The Punch List

Take careful note of areas where the work isn't quite done or done right, and keep a "punch list."

By Bob Vila | Updated Jun 17, 2019 2:19 PM

We may earn revenue from the products available on this page and participate in affiliate programs.

Punch List


As the end of the project approaches, enjoy the signs of completion as they emerge. At the same time, however, take careful note of areas where the work isn’t quite done or done right. Like moldings that don’t match up, a door that doesn’t close, missing hardware, and other details.

Don’t take it upon yourself to bring up every nit and pick with the nearest workman, or even with his boss. Instead, you should make a list. There’s a term of art in the building trades for this final list of corrections.
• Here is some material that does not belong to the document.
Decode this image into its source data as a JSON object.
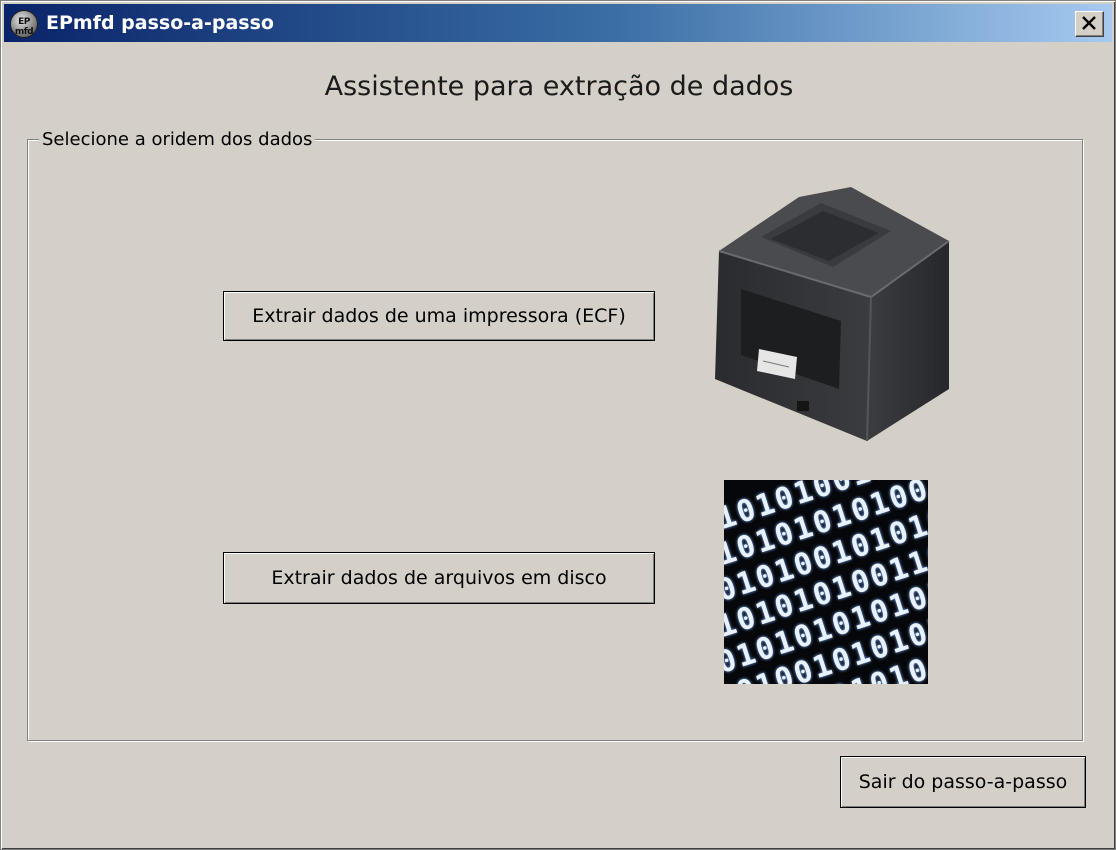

It’s called a punch list. The punch list isn’t em hourly gift for your architect or contractor. Give it to him when you’ve got more than two or three items, and after he’s had enough time to address the fixes you gave him on the last list. Keep copies for yourself, too, and follow up before you give him the next one to make sure what you asked for got done. If it didn’t, find out why.

The punch list is a key part of getting the job completed. Always carry a small pad or notebook with you—it is critical to write things down. Don’t trust your memory.
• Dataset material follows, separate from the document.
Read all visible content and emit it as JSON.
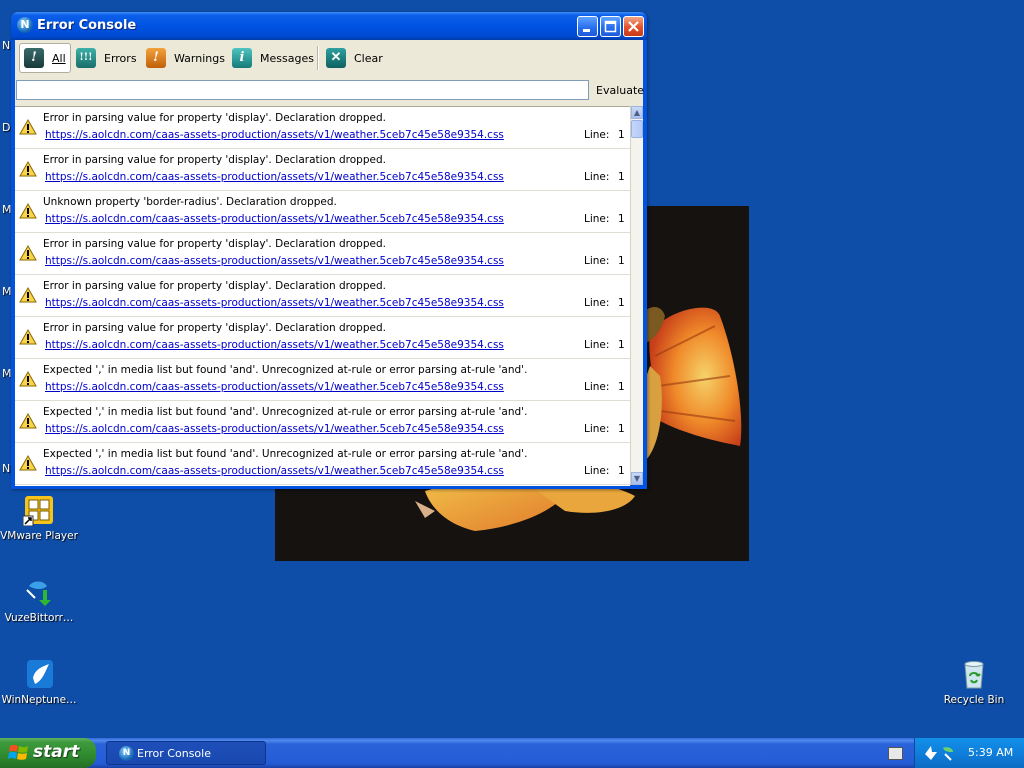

This is when that 10 percent of the final prices you’re holding back comes in handy. You’ve got leverage now, so use it. Your contractor or some of the subs may complain and mumble under their breaths, but get the job finished before you pay.